The Chips may have upgraded the most in their secondary, though after last year, almost literally the only place they could go was up: the pass defense ranked 118th out of 119 1-A teams in 2008.  Josh Gordy and Kirkston Edwards are the corners, while Eric Fraser and Bobby Seay -- whom I assume does not moonlight in the bullpen for the Tigers -- are the safeties.  Seay in particular was strong in 2008, recording 90 tackles.  Fire Up Chips says that the secondary performance last week was one of the best since the early 90s.  However, Arizona was breaking in a new quarterback, and one who was far less heralded than either Cousins or Nichol.  Look for MSU to have a big day passing the ball, whether or not Mark Dell is playing.  Additionally, as discussed above, I'd expect that our tight ends are going to pose a big problem for CMU's undersized linebackers and secondary.  If they can play at the level they did last week, CMU will have to spread out its already-thin secondary even further, and divert linebackers from focusing on the run.

FINAL PREDICTION: As I said before, at one point I was quite concerned about this game.  But if you look deeper, I think that the hype surrounding CMU is really just an extension of the (mostly deserved) LeFevour plaudits.  Unfortunately for CMU one player does not a team make, especially when it's a MAC team going up against an upper-echelon Big Ten opponent.  It is a reasonable possibility that LeFevour, Anderson and Brown absolutely go off and CMU scores a boatload of points.  Still, the rest of this Chips team really doesn't scare me at all.  I think they'd have to score at least 40 points to beat us, and I can't see that happening.  Finally, every time CMU has played a big game over the past few years, many have predicted the upset, and it never happens.  In the past four seasons, CMU has played ten games against power-conference teams, and is 2-8 in those games.  (The two victories came against Temple in 2006, when they were still a member of the Big East, and against an awful Indiana team last season.  So, we can fairly excise those two games and say that CMU is 0-8 against even marginally decent BCS-conference teams in the past four years.)  This game won't be any different.
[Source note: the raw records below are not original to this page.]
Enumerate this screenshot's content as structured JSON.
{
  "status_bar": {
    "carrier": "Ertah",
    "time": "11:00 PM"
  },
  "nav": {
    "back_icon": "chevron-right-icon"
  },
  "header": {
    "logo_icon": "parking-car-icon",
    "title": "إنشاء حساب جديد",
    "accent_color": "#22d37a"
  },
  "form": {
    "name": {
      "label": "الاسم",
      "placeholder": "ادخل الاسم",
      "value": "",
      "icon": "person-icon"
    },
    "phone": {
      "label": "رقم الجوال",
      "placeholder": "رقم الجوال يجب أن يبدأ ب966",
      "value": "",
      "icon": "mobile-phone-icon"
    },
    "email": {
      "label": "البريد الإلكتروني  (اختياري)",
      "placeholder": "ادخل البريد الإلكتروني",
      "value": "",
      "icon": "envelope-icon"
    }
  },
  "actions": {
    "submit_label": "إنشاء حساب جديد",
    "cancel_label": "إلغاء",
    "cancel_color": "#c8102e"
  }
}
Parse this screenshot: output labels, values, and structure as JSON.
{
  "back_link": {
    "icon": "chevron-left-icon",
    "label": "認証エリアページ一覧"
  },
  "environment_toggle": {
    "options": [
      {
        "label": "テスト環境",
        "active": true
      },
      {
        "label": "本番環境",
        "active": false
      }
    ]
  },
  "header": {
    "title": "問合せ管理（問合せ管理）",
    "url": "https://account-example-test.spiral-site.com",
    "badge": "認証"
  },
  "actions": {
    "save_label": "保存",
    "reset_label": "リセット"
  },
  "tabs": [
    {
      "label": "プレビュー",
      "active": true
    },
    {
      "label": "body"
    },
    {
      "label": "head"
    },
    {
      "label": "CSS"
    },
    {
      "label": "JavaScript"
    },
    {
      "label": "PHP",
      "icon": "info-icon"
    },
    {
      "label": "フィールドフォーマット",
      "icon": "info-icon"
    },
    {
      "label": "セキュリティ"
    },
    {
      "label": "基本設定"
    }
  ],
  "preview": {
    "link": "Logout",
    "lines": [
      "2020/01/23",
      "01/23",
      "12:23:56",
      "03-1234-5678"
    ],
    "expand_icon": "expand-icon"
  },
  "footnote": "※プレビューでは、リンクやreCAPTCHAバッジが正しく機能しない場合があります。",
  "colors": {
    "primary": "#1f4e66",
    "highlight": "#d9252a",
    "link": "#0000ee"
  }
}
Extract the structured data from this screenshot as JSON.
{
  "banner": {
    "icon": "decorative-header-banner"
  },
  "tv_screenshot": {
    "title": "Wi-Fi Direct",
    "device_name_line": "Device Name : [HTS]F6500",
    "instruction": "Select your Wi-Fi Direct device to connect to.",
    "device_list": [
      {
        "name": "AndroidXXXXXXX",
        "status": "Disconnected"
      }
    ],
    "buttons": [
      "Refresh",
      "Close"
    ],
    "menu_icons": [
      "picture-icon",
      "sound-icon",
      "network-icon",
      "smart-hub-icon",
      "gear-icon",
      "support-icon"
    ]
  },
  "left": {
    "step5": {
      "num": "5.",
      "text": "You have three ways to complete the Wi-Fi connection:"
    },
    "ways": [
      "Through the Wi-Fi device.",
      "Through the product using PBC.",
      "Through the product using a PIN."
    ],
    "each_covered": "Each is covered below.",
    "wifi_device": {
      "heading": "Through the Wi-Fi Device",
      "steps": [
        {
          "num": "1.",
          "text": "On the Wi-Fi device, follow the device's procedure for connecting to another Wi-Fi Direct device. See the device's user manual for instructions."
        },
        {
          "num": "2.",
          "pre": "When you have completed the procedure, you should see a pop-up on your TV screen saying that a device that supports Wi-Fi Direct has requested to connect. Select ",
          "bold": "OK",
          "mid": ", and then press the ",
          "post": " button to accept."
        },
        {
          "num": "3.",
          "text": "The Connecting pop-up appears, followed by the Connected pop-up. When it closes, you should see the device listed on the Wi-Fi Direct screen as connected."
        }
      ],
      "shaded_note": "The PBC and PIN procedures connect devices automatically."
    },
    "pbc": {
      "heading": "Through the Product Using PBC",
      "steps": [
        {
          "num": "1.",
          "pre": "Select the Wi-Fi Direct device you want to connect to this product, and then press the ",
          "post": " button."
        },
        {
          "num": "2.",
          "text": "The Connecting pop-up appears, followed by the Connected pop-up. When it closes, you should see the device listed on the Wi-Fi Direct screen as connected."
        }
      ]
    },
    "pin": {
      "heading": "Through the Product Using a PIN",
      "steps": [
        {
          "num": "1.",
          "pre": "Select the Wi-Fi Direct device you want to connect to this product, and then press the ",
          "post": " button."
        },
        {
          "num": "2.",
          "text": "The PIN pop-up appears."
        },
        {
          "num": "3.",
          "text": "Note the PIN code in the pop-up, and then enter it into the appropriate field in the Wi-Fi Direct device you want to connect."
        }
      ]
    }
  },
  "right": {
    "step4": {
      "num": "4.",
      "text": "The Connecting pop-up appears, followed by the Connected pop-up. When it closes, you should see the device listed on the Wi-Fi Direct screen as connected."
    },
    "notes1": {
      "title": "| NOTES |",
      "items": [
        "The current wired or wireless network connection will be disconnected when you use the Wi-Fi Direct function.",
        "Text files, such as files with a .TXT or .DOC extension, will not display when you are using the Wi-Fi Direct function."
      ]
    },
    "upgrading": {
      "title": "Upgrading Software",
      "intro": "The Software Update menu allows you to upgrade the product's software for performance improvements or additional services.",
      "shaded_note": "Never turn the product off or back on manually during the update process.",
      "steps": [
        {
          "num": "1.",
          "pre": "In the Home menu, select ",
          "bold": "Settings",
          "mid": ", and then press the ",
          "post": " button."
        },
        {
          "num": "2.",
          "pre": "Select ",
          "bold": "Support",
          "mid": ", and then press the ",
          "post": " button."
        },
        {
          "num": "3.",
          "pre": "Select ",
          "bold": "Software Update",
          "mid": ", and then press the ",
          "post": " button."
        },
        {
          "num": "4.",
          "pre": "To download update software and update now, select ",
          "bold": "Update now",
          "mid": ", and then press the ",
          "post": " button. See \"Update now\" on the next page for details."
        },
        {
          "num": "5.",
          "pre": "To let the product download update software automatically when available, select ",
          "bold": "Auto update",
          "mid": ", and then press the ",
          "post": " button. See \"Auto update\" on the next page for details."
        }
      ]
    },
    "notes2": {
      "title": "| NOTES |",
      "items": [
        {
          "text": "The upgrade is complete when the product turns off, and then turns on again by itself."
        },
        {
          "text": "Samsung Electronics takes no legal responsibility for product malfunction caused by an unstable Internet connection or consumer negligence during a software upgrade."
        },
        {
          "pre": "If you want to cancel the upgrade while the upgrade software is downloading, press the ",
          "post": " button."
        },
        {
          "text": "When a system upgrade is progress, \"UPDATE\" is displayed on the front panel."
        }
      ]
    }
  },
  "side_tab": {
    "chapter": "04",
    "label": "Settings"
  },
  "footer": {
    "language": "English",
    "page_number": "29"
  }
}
Let's call it 48-24, MSU.

FYI: This is the 12:00 ESPN2 game, meaning that if you're watching at home, you'll be serenaded the whole way by Pam Ward and CMU alumnus Ray Bentley.  Snagging tickets and heading to East Lansing really is the best option here.  (But, if you do, and you're coming from Grand Rapids, Kalamazoo, Chicago, etc., you may want to avoid I-496 -- on Saturday, there will be construction-related lane closures between Waverly and Cedar.  Really, MDOT, couldn't this have been scheduled for next weekend, when MSU is in South Bend?)